There are just times you know you are not going to have a great work out but you talk yourself into it anyways…..yesterday was one of those days!

My daughter and her boyfriend wanted to go tot he gym after school and I said I would take them, even though I didn’t feel like going. Well it makes no sense to go to the gym and not do anything, right? SO I got dressed and hopped on the treadmill–the kicker? I left my ipod at home on the charger but I had the headphones …into the TV it was (I watched House). Not even 5 minutes into the walk my foot started to kill me–I have this issue with my ‘big toe joint’ on my left foot (it isn’t gout, or a fracture or anything we/I can figure out) and I toughed it out for 22 minutes and decided it was enough. I switched over to the recumbent bike for another 15 minutes (my daughter was done).

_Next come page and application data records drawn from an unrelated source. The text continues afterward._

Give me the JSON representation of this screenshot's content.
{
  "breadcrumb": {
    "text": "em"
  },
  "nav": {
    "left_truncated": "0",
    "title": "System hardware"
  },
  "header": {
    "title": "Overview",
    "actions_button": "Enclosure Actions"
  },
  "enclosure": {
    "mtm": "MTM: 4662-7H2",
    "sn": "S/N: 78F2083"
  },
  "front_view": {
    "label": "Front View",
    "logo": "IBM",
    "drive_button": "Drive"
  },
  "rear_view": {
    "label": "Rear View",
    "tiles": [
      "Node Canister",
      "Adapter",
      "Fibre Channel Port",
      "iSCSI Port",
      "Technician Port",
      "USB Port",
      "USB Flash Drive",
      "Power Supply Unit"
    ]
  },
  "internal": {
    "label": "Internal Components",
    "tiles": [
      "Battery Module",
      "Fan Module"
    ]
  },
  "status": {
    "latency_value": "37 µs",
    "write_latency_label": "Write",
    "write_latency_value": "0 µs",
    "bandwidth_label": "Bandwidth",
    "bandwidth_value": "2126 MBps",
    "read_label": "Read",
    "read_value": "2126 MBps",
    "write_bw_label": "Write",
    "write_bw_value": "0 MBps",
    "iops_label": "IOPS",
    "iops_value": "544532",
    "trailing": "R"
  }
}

Am I glad I went? Yes. Would I do it again that way–I am really not sure. I do believe in pushing your body a bit but to exercise in pain? Yea I don’t think so– on those days I think I would stick to the bike and weights.

Thoughts? Do you exercise in pain or push yourself when you mentally are not in the mood for exercise?

What are your ‘talk yourself into it’  conversations like?